CARTOONIST INFORMATION NEWSLETTER
Cartoonist Information Newsletter
Cartoonist information newsletter ‘Toon In‘ was a well known monthly publication that cartoonists and gag writers subscribed to. It was one of many that were available and these were published by either gag writers or those who were interested in magazine cartooning themselves. The cartoonist information newsletter I’m profiling here was published by gag cartoonist Paul Swan out of Dallas, Texas.
Cartooning information newsletter providing markets
Paul’s modus operandi was simple, fill the mails with as many cartoons as humanly possible and sit back and watch the sales roll in. Ok, not really. Paul had a great business sense I adopted early on, after reading another in-depth article he contributed to a cartoonist ‘How To” booklet that advised tips and techniques on how to draw a sellable gag panel cartoon and submit your work to various magazines.
Paul was one of several full time freelance cartoonists who were getting their gag panel cartoons published on a consistent basis and in those days, were not afraid to share and trade information like what ‘Toon In’ provided. Note the cover of this particular issue is from October 1976 was illustrated by Giacalone. The quick back story on Joe Giacalone was he was incarcerated at the time, and doing his sentence in Michigan’s Marquette branch prison which is probably how Joe perceived himself as to how he’s drawn in this cartoon.
I’m not certain of his actual crime, but I know there was a syndicate family (no, not cartoon related syndicate!) in Detroit and often wonder if he was related. In an ironic twist, I was given this issue by a well known gag cartoonist of that time named ‘Razor”. His work was appearing in literally dozens of trade magazines throughout the country. And in fact, Razor wrote a monthly column for Paul’s Toon In called ‘Razor’s Edge’ where he extolled sale upon sale to so many unusual and unknown publications.
I mentioned an “ironic twist”, because Razor was incarcerated at the same prison at that time. I won’t mention his name since that isn’t the point to this post, but he was sentenced over what was a “passion killing’ and I’m not certain of the entire story, except to say he discovered his girl with another guy. I lost track of Razor after his release from prison and never saw his cartoons ever appearing in any magazines, and had never kept in touch with him after his release. Suffice it to say, he may have been too busy catching up on lost time.

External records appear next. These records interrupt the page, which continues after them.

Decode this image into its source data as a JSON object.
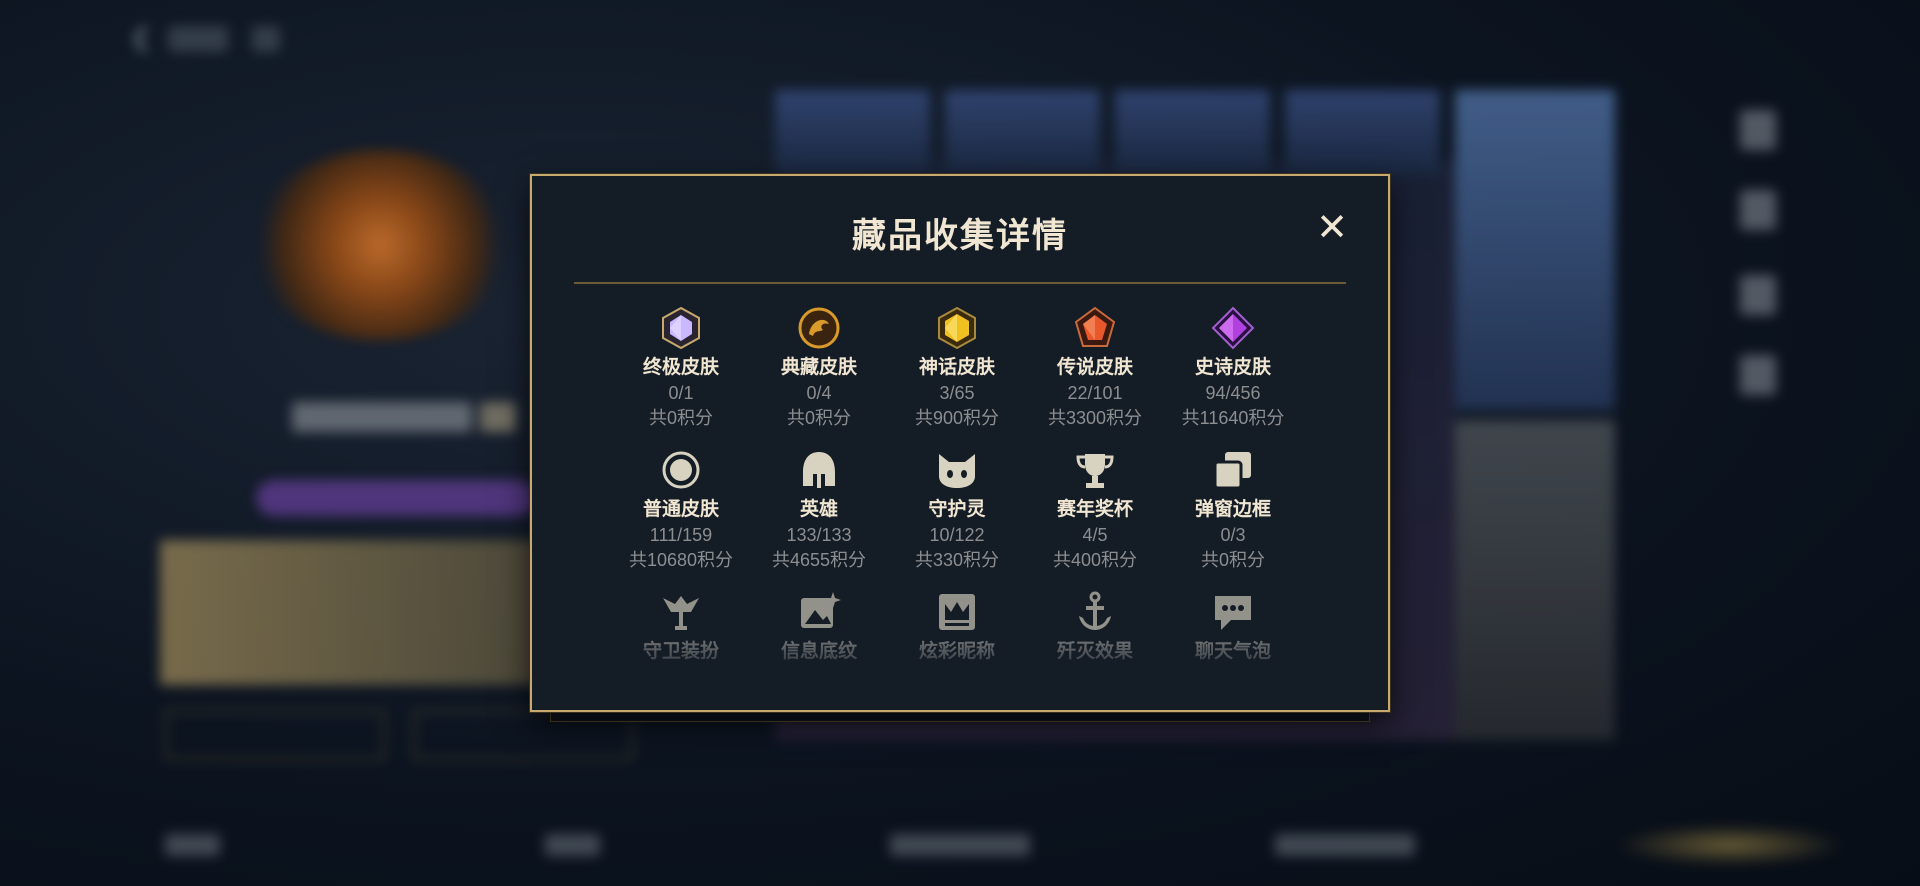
{
  "modal": {
    "title": "藏品收集详情",
    "close_label": "✕"
  },
  "categories": [
    {
      "name": "终极皮肤",
      "count": "0/1",
      "points": "共0积分",
      "icon": "ultimate-gem-icon",
      "color": "#c9b8ff"
    },
    {
      "name": "典藏皮肤",
      "count": "0/4",
      "points": "共0积分",
      "icon": "prestige-dragon-icon",
      "color": "#d89a2a"
    },
    {
      "name": "神话皮肤",
      "count": "3/65",
      "points": "共900积分",
      "icon": "mythic-gem-icon",
      "color": "#f0c020"
    },
    {
      "name": "传说皮肤",
      "count": "22/101",
      "points": "共3300积分",
      "icon": "legendary-gem-icon",
      "color": "#e8582a"
    },
    {
      "name": "史诗皮肤",
      "count": "94/456",
      "points": "共11640积分",
      "icon": "epic-gem-icon",
      "color": "#b040e0"
    },
    {
      "name": "普通皮肤",
      "count": "111/159",
      "points": "共10680积分",
      "icon": "circle-icon",
      "color": "#d8d2c0"
    },
    {
      "name": "英雄",
      "count": "133/133",
      "points": "共4655积分",
      "icon": "helmet-icon",
      "color": "#d8d2c0"
    },
    {
      "name": "守护灵",
      "count": "10/122",
      "points": "共330积分",
      "icon": "cat-face-icon",
      "color": "#d8d2c0"
    },
    {
      "name": "赛年奖杯",
      "count": "4/5",
      "points": "共400积分",
      "icon": "trophy-icon",
      "color": "#d8d2c0"
    },
    {
      "name": "弹窗边框",
      "count": "0/3",
      "points": "共0积分",
      "icon": "frames-icon",
      "color": "#d8d2c0"
    },
    {
      "name": "守卫装扮",
      "count": "",
      "points": "",
      "icon": "ward-icon",
      "color": "#d8d2c0"
    },
    {
      "name": "信息底纹",
      "count": "",
      "points": "",
      "icon": "image-sparkle-icon",
      "color": "#d8d2c0"
    },
    {
      "name": "炫彩昵称",
      "count": "",
      "points": "",
      "icon": "crown-card-icon",
      "color": "#d8d2c0"
    },
    {
      "name": "歼灭效果",
      "count": "",
      "points": "",
      "icon": "anchor-icon",
      "color": "#d8d2c0"
    },
    {
      "name": "聊天气泡",
      "count": "",
      "points": "",
      "icon": "chat-bubble-icon",
      "color": "#d8d2c0"
    }
  ]
}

Mind you, these kinds of publications were the go-to resources for information and I tried to subscribe to them all. Even in the 1970’s alot of magazines paid decent rates for single panel cartoons. Oddly, the cartoon of Razor’s I show here, was published in a national magazine which was distributed by Ford Motors to customers and employees and they paid a decent rate of $150 per cartoon – back then.
I liked this simple line art style of Razor’s that was done in pen & ink and probably took only 10 minutes to draw. I always classified his drawing style as “cerebral”. It must have worked because I saw his stuff in alot of magazines including large circulation publications.
Now these days, publications like Cartoon World, Toon In, Funny Papers are considered ancient. The internet allows publishers to email subscribers their issues, like Van Scott does with the cartoonist and gag writer newsletter Gag Recap. Around the middle of each month, the publication is sent via email in PDF format.
Maybe in the future as publishers and cartoonists alike grow weary of the web and digital technology, a new resurgence of these cartoonist information newsletters will become popular again.Although to be honest, I really don’t see it!